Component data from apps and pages
- - -
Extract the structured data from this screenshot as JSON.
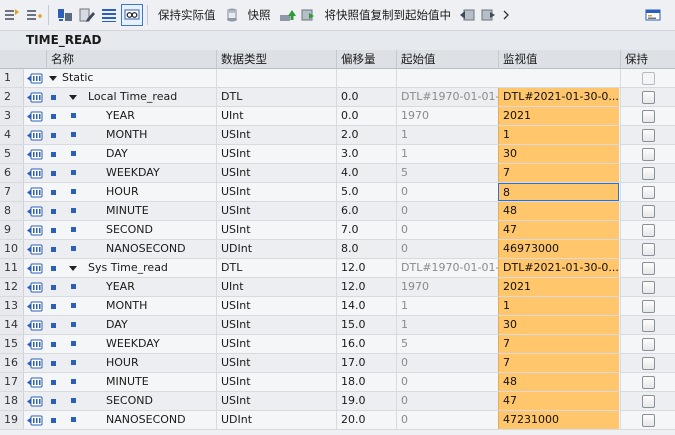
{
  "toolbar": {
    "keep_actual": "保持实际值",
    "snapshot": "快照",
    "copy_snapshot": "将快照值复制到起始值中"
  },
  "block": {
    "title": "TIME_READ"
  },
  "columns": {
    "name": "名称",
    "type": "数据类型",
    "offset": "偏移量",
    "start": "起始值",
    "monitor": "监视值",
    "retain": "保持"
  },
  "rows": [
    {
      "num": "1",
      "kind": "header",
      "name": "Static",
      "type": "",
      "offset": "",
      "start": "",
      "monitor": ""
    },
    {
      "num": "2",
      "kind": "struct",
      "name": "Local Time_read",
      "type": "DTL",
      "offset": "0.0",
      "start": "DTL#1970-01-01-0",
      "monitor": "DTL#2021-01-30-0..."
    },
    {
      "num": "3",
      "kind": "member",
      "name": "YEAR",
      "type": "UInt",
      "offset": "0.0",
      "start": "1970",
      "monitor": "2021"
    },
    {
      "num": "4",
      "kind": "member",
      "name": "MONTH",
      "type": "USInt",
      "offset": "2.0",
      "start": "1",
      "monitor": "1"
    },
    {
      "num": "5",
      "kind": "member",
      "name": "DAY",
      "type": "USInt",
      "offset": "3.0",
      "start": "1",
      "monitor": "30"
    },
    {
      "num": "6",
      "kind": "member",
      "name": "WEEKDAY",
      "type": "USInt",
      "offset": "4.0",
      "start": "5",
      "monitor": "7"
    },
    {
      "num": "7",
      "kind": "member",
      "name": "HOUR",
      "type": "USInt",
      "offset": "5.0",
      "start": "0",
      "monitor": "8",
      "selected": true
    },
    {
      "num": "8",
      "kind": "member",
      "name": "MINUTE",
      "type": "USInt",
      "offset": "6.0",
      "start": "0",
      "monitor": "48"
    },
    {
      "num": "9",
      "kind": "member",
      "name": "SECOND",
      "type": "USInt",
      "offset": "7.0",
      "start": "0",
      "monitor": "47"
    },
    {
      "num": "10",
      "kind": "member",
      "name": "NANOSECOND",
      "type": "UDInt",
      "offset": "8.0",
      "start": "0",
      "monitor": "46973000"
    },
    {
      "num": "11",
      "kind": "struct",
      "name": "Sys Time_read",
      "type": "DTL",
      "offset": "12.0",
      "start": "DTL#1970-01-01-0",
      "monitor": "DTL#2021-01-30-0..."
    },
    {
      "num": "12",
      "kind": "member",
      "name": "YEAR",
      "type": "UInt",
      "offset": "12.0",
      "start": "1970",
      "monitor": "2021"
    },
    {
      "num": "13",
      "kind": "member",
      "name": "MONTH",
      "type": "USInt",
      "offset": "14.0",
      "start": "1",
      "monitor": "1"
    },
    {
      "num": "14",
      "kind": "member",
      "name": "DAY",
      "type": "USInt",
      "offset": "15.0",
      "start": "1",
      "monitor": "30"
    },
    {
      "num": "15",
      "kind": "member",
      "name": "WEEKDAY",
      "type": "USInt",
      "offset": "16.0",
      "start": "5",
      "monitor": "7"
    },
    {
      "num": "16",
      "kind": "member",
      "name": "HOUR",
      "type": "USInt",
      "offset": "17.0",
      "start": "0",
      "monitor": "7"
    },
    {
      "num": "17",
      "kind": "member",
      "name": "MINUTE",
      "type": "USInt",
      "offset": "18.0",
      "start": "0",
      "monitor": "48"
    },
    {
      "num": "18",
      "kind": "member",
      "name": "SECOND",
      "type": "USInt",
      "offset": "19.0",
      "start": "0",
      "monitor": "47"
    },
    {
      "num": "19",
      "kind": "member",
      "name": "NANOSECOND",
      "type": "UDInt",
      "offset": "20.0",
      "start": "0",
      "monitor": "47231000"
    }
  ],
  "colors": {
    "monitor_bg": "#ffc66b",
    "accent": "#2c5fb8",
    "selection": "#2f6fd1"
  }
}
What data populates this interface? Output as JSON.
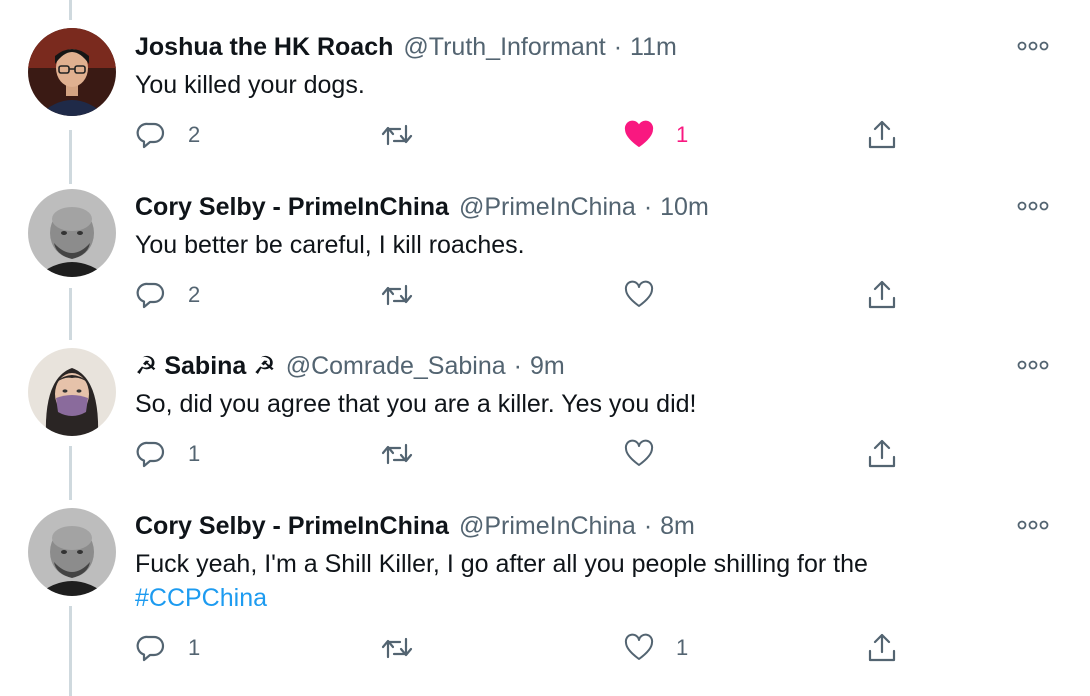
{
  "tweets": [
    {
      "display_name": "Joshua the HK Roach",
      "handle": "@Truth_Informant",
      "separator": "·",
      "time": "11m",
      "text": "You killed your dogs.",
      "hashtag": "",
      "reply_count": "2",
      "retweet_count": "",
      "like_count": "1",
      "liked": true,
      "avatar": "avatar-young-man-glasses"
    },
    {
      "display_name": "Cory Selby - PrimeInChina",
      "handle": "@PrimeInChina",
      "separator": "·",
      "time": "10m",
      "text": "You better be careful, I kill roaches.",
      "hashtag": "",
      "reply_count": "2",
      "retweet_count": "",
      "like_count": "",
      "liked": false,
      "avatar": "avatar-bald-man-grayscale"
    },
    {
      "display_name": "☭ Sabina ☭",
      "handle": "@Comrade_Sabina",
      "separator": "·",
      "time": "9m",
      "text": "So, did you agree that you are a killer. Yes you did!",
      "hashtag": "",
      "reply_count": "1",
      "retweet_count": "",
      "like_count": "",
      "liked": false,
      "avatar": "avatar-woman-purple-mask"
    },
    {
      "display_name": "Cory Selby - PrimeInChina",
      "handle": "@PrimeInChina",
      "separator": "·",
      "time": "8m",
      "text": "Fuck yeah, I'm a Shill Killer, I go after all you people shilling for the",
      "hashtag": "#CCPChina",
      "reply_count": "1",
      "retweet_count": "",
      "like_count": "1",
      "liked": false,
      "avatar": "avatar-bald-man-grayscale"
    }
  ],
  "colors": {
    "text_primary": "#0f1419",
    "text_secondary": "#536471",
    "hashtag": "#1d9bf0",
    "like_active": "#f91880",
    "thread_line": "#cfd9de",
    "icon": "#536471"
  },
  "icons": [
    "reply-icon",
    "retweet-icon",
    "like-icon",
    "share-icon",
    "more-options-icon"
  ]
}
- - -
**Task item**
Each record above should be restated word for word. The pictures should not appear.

**Exercise output**
Extract the structured data from this screenshot as JSON.
{
  "toolbar": {
    "keep_actual": "保持实际值",
    "snapshot": "快照",
    "copy_snapshot": "将快照值复制到起始值中"
  },
  "block": {
    "title": "TIME_READ"
  },
  "columns": {
    "name": "名称",
    "type": "数据类型",
    "offset": "偏移量",
    "start": "起始值",
    "monitor": "监视值",
    "retain": "保持"
  },
  "rows": [
    {
      "num": "1",
      "kind": "header",
      "name": "Static",
      "type": "",
      "offset": "",
      "start": "",
      "monitor": ""
    },
    {
      "num": "2",
      "kind": "struct",
      "name": "Local Time_read",
      "type": "DTL",
      "offset": "0.0",
      "start": "DTL#1970-01-01-0",
      "monitor": "DTL#2021-01-30-0..."
    },
    {
      "num": "3",
      "kind": "member",
      "name": "YEAR",
      "type": "UInt",
      "offset": "0.0",
      "start": "1970",
      "monitor": "2021"
    },
    {
      "num": "4",
      "kind": "member",
      "name": "MONTH",
      "type": "USInt",
      "offset": "2.0",
      "start": "1",
      "monitor": "1"
    },
    {
      "num": "5",
      "kind": "member",
      "name": "DAY",
      "type": "USInt",
      "offset": "3.0",
      "start": "1",
      "monitor": "30"
    },
    {
      "num": "6",
      "kind": "member",
      "name": "WEEKDAY",
      "type": "USInt",
      "offset": "4.0",
      "start": "5",
      "monitor": "7"
    },
    {
      "num": "7",
      "kind": "member",
      "name": "HOUR",
      "type": "USInt",
      "offset": "5.0",
      "start": "0",
      "monitor": "8",
      "selected": true
    },
    {
      "num": "8",
      "kind": "member",
      "name": "MINUTE",
      "type": "USInt",
      "offset": "6.0",
      "start": "0",
      "monitor": "48"
    },
    {
      "num": "9",
      "kind": "member",
      "name": "SECOND",
      "type": "USInt",
      "offset": "7.0",
      "start": "0",
      "monitor": "47"
    },
    {
      "num": "10",
      "kind": "member",
      "name": "NANOSECOND",
      "type": "UDInt",
      "offset": "8.0",
      "start": "0",
      "monitor": "46973000"
    },
    {
      "num": "11",
      "kind": "struct",
      "name": "Sys Time_read",
      "type": "DTL",
      "offset": "12.0",
      "start": "DTL#1970-01-01-0",
      "monitor": "DTL#2021-01-30-0..."
    },
    {
      "num": "12",
      "kind": "member",
      "name": "YEAR",
      "type": "UInt",
      "offset": "12.0",
      "start": "1970",
      "monitor": "2021"
    },
    {
      "num": "13",
      "kind": "member",
      "name": "MONTH",
      "type": "USInt",
      "offset": "14.0",
      "start": "1",
      "monitor": "1"
    },
    {
      "num": "14",
      "kind": "member",
      "name": "DAY",
      "type": "USInt",
      "offset": "15.0",
      "start": "1",
      "monitor": "30"
    },
    {
      "num": "15",
      "kind": "member",
      "name": "WEEKDAY",
      "type": "USInt",
      "offset": "16.0",
      "start": "5",
      "monitor": "7"
    },
    {
      "num": "16",
      "kind": "member",
      "name": "HOUR",
      "type": "USInt",
      "offset": "17.0",
      "start": "0",
      "monitor": "7"
    },
    {
      "num": "17",
      "kind": "member",
      "name": "MINUTE",
      "type": "USInt",
      "offset": "18.0",
      "start": "0",
      "monitor": "48"
    },
    {
      "num": "18",
      "kind": "member",
      "name": "SECOND",
      "type": "USInt",
      "offset": "19.0",
      "start": "0",
      "monitor": "47"
    },
    {
      "num": "19",
      "kind": "member",
      "name": "NANOSECOND",
      "type": "UDInt",
      "offset": "20.0",
      "start": "0",
      "monitor": "47231000"
    }
  ],
  "colors": {
    "monitor_bg": "#ffc66b",
    "accent": "#2c5fb8",
    "selection": "#2f6fd1"
  }
}
What data populates this interface? Output as JSON.
{
  "tweets": [
    {
      "display_name": "Joshua the HK Roach",
      "handle": "@Truth_Informant",
      "separator": "·",
      "time": "11m",
      "text": "You killed your dogs.",
      "hashtag": "",
      "reply_count": "2",
      "retweet_count": "",
      "like_count": "1",
      "liked": true,
      "avatar": "avatar-young-man-glasses"
    },
    {
      "display_name": "Cory Selby - PrimeInChina",
      "handle": "@PrimeInChina",
      "separator": "·",
      "time": "10m",
      "text": "You better be careful, I kill roaches.",
      "hashtag": "",
      "reply_count": "2",
      "retweet_count": "",
      "like_count": "",
      "liked": false,
      "avatar": "avatar-bald-man-grayscale"
    },
    {
      "display_name": "☭ Sabina ☭",
      "handle": "@Comrade_Sabina",
      "separator": "·",
      "time": "9m",
      "text": "So, did you agree that you are a killer. Yes you did!",
      "hashtag": "",
      "reply_count": "1",
      "retweet_count": "",
      "like_count": "",
      "liked": false,
      "avatar": "avatar-woman-purple-mask"
    },
    {
      "display_name": "Cory Selby - PrimeInChina",
      "handle": "@PrimeInChina",
      "separator": "·",
      "time": "8m",
      "text": "Fuck yeah, I'm a Shill Killer, I go after all you people shilling for the",
      "hashtag": "#CCPChina",
      "reply_count": "1",
      "retweet_count": "",
      "like_count": "1",
      "liked": false,
      "avatar": "avatar-bald-man-grayscale"
    }
  ],
  "colors": {
    "text_primary": "#0f1419",
    "text_secondary": "#536471",
    "hashtag": "#1d9bf0",
    "like_active": "#f91880",
    "thread_line": "#cfd9de",
    "icon": "#536471"
  },
  "icons": [
    "reply-icon",
    "retweet-icon",
    "like-icon",
    "share-icon",
    "more-options-icon"
  ]
}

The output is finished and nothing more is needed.